Of good birth in 1868, Adolf Meyer Watson grew up in Germany, France and Great Britain. He showed a certain predisposition for the arts and aesthetics, especially painting. However, he chose to devote himself to photography and joined the Royal Photographic Society of London. A worthy representative of the pictorialist current, it was only natural that he should join the Linked Ring, the English branch of a by-then international movement. His marriage to Olga Caracciolo, rumoured daughter of King Edward VII, opened the doors to the high society that subsequently became his clientele.
Around 1903, he befriended the tutelary figure of photographic art of the time, Alfred Stieglitz. Between 1907 and 1912, the latter exhibited his work in the 291 gallery and published it in Camera Work magazine.
Also in 1912, the Russian and Nijinsky ballets performed in London. Adolf de Meyer seized the opportunity to produce iconic images of the famous dancer, which gave rise to a volume in collotype print in 1914.
War forced Adolf Meyer to seek refuge in the United States where the fashion publications, Vogue and Vanity Fair, opened their pages to him for fashion photography. This photographic sector became his favorite field even after his return to Europe in the early 1920s.

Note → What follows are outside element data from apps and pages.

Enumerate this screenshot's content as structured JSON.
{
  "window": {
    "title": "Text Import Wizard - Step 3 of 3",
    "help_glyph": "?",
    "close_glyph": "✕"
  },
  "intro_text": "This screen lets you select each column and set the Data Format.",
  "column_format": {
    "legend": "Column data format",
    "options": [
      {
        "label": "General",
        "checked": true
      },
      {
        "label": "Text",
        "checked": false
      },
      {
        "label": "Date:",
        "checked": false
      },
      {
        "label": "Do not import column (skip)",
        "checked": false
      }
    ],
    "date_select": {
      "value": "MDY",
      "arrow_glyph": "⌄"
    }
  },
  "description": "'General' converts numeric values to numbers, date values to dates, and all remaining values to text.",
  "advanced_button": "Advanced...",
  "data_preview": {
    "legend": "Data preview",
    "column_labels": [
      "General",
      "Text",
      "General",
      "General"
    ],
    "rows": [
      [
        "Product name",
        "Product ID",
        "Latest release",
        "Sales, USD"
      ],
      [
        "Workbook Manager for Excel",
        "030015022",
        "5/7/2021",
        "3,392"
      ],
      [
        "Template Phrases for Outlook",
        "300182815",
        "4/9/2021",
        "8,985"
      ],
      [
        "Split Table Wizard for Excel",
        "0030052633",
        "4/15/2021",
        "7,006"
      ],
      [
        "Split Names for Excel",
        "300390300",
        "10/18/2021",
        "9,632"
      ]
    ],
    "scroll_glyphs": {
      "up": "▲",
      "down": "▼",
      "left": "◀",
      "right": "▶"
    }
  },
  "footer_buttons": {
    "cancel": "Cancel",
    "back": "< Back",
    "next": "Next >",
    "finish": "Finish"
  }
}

The end of his career until his death in 1946 in California remains more obscure. Nevertheless, he remains one of the great names in pictorialist photography, having never abandoned his taste for elegance whatever the subject his eyes and his technique were focusing upon.